Isaiah 9:2 New Revised Standard Version (NRSV)
2 The people who walked in darkness
have seen a great light;
those who lived in a land of deep darkness—
on them light has shined.
Although I’ve been a pastor for awhile, and even though I know it’s coming, I cry at every Christmas Eve service. I get choked up when everyone lights their candle, the lights in the sanctuary are turned down low, and we all begin to sing “Silent Night.”
This year it to be no different. Except it will be different, because my mom passed away a few months ago.
I can still hear my mom singing “Silent Night.” She didn’t sing a lot, but there was more than one occasion when she’d blurt out “All is calm, all is bright.” And I do mean blurt out. She wasn’t the greatest singer and I’d laugh at how out of key she sang.
It’s because of her that I cried at every Christmas Eve service since moving away. I felt guilty that I was so far away and couldn’t be with her or the rest of my family, even though working on every Christmas is part of the deal for a pastor and my mom understood this. Still I missed her.
God’s love as an inextinguishable light shining in the darkness is a prevalent motif in Scripture. I always think of a flame from a candle or small torch illuminating a cave so deep it’s hard to tell where the ceiling is. Even though it’s a tiny flame it’s just enough light to orient us to where we are and where our next step should be.
It doesn’t take much light to help keep us from stumbling.
I find it comforting to think of God’s love this way. It will never be conquered by darkness and even a glimpse of God’s love is enough to guide us through the darkness.

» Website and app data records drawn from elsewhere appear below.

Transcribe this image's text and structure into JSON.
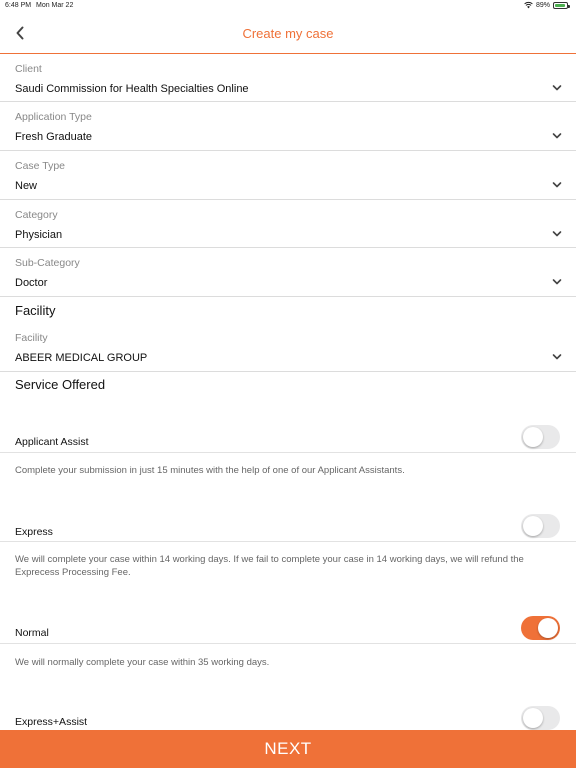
{
  "status_bar": {
    "time": "6:48 PM",
    "date": "Mon Mar 22",
    "battery": "89%"
  },
  "nav": {
    "title": "Create my case"
  },
  "colors": {
    "accent": "#ef7138",
    "toggle_off": "#e9e9ea"
  },
  "fields": [
    {
      "label": "Client",
      "value": "Saudi Commission for Health Specialties Online"
    },
    {
      "label": "Application Type",
      "value": "Fresh Graduate"
    },
    {
      "label": "Case Type",
      "value": "New"
    },
    {
      "label": "Category",
      "value": "Physician"
    },
    {
      "label": "Sub-Category",
      "value": "Doctor"
    }
  ],
  "facility_section": {
    "title": "Facility",
    "field": {
      "label": "Facility",
      "value": "ABEER MEDICAL GROUP"
    }
  },
  "service_section": {
    "title": "Service Offered",
    "services": [
      {
        "label": "Applicant Assist",
        "description": "Complete your submission in just 15 minutes with the help of one of our Applicant Assistants.",
        "enabled": false
      },
      {
        "label": "Express",
        "description": "We will complete your case within 14 working days. If we fail to complete your case in 14 working days, we will refund the Exprecess Processing Fee.",
        "enabled": false
      },
      {
        "label": "Normal",
        "description": "We will normally complete your case within 35 working days.",
        "enabled": true
      },
      {
        "label": "Express+Assist",
        "description": "",
        "enabled": false
      }
    ]
  },
  "footer": {
    "next_label": "NEXT"
  }
}
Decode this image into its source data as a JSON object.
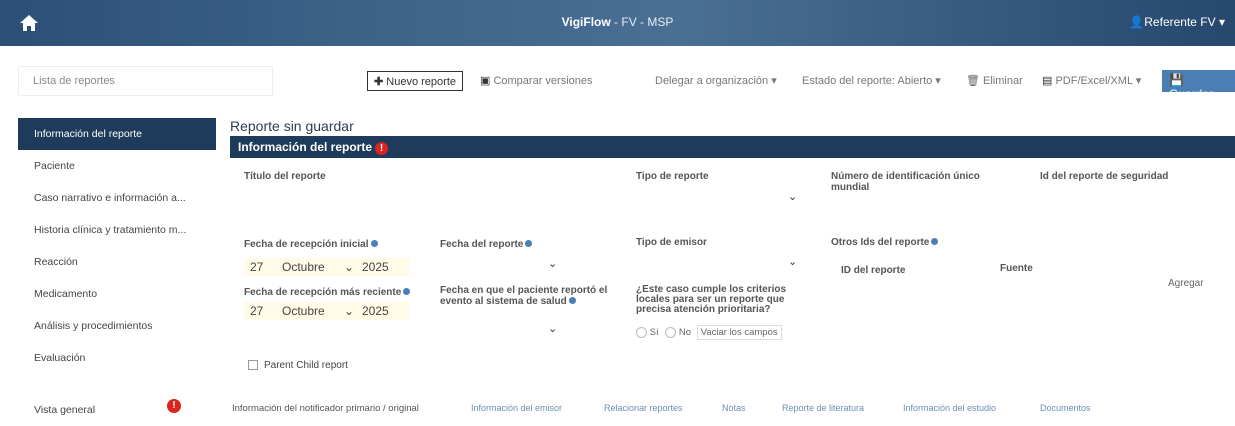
{
  "header": {
    "app_name": "VigiFlow",
    "app_sub": " - FV - MSP",
    "user": "Referente FV"
  },
  "toolbar": {
    "report_list": "Lista de reportes",
    "new_report": "Nuevo reporte",
    "compare": "Comparar versiones",
    "delegate": "Delegar a organización",
    "status": "Estado del reporte: Abierto",
    "delete": "Eliminar",
    "export": "PDF/Excel/XML",
    "save": "Guardar"
  },
  "sidebar": {
    "items": [
      {
        "label": "Información del reporte"
      },
      {
        "label": "Paciente"
      },
      {
        "label": "Caso narrativo e información a..."
      },
      {
        "label": "Historia clínica y tratamiento m..."
      },
      {
        "label": "Reacción"
      },
      {
        "label": "Medicamento"
      },
      {
        "label": "Análisis y procedimientos"
      },
      {
        "label": "Evaluación"
      },
      {
        "label": "Vista general"
      }
    ]
  },
  "main": {
    "page_title": "Reporte sin guardar",
    "section_title": "Información del reporte",
    "fields": {
      "report_title": "Título del reporte",
      "report_type": "Tipo de reporte",
      "unique_id": "Número de identificación único mundial",
      "security_id": "Id del reporte de seguridad",
      "initial_date": "Fecha de recepción inicial",
      "report_date": "Fecha del reporte",
      "sender_type": "Tipo de emisor",
      "other_ids": "Otros Ids del reporte",
      "recent_date": "Fecha de recepción más reciente",
      "patient_report_date": "Fecha en que el paciente reportó el evento al sistema de salud",
      "priority_question": "¿Este caso cumple los criterios locales para ser un reporte que precisa atención prioritaria?",
      "yes": "Sí",
      "no": "No",
      "clear_fields": "Vaciar los campos",
      "report_id_col": "ID del reporte",
      "source_col": "Fuente",
      "add": "Agregar",
      "parent_child": "Parent Child report"
    },
    "initial_date_value": {
      "day": "27",
      "month": "Octubre",
      "year": "2025"
    },
    "recent_date_value": {
      "day": "27",
      "month": "Octubre",
      "year": "2025"
    }
  },
  "tabs": [
    {
      "label": "Información del notificador primario / original"
    },
    {
      "label": "Información del emisor"
    },
    {
      "label": "Relacionar reportes"
    },
    {
      "label": "Notas"
    },
    {
      "label": "Reporte de literatura"
    },
    {
      "label": "Información del estudio"
    },
    {
      "label": "Documentos"
    }
  ]
}
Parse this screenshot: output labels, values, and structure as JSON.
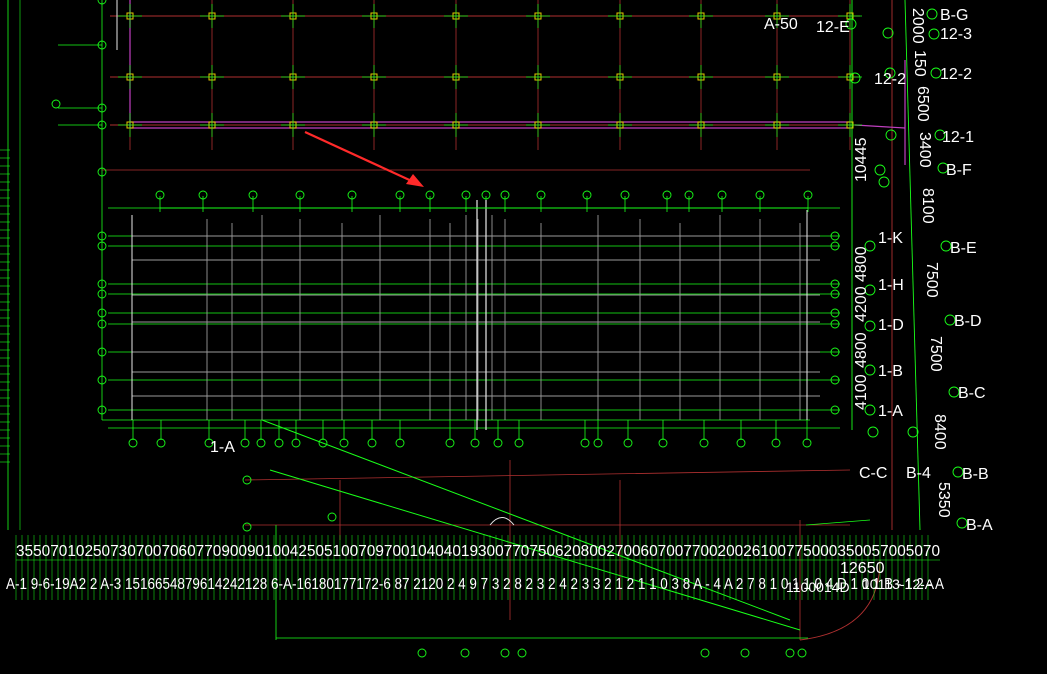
{
  "drawing": {
    "background": "#000000",
    "colors": {
      "grid_green": "#19ff19",
      "beam_red": "#b03030",
      "wall_gray": "#9a9a9a",
      "wall_white": "#e8e8e8",
      "column_yellow": "#e6c800",
      "beam_magenta": "#c040c0",
      "blue_mark": "#3050ff",
      "arrow_red": "#ff2a2a",
      "text_white": "#ffffff"
    },
    "right_axis_labels": [
      "B-G",
      "12-3",
      "12-2",
      "12-1",
      "B-F",
      "B-E",
      "B-D",
      "B-C",
      "B-B",
      "B-A"
    ],
    "inner_axis_labels": [
      "12-E",
      "12-2",
      "1-K",
      "1-H",
      "1-D",
      "1-B",
      "1-A",
      "C-C",
      "B-4",
      "A-50",
      "1-A"
    ],
    "vertical_dims": [
      "2000",
      "150",
      "6500",
      "3400",
      "8100",
      "7500",
      "7500",
      "8400",
      "5350",
      "10445",
      "4800",
      "4200",
      "4800",
      "4100"
    ],
    "bottom_dims_text": "355070102507307007060770900901004250510070970010404019300770750620800270060700770020026100775000350057005070",
    "bottom_axis_text": "A-1  9-6-19A2 2 A-3 1516654879614242128 6-A-16180177172-6  87 2120 2 4 9 7 3 2 8 2 3 2 4 2 3 3 2 1 2 1 1 0 3 8 A - 4 A 2 7 8 1 0 1 1 0 4 D 1 0 1 B - 1 2 - A",
    "bottom_right_labels": [
      "12650",
      "1100014D",
      "10113-12-A"
    ]
  }
}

A small flame is all we need to not be overpowered.
The word “Advent” can be translated as “to come” or “arrival.” It gives the picture of someone excitingly pointing from their doorstep at a much anticipated guest who is in sight, but has yet to arrive. They’re still making their way down the road.
In Jesus Christ we know God has come and that he will return. We have therefore, as Isaiah states “seen a great light” in the midst of our dark, dark world.
Having lost my Mom I have a deeper understanding of what it means to “expectantly wait,” a phrase that tends to get thrown around during Advent and Lent. I really get it now.
I miss her and always will. But because of Jesus Christ my separation from her or from him isn’t forever. I can expect to see my Mom again one day and that gives me comfort in the midst of grieving her absence today. I am expectantly waiting to see her again.
Whatever darkness you may find yourself to be in, it can never be more powerful than the light of Christ’s love for you, for me, for all of us.
Even if you can just barely spot a flicker of God’s love through the darkness, he is present and his love is brighter and more powerful than what you can see in this moment.
In Christ we have hope. Hope that the darkness is never final. The darkness is there. It’s true. But the light of Christ is brighter.
And when he returns his light will be all that we can see and the darkness will be no more.
Where is the darkness in your life? How are you waiting for the light?
Kristine Aragon Bruce is an ordained PC(USA) pastor and resides in Wheaton, IL with her husband, Matt and their two children Phoebe and Jenson. This winter she intends to visit every indoor play space in Chicago Land with her kids for the sake of her family’s sanity and the structure of their house.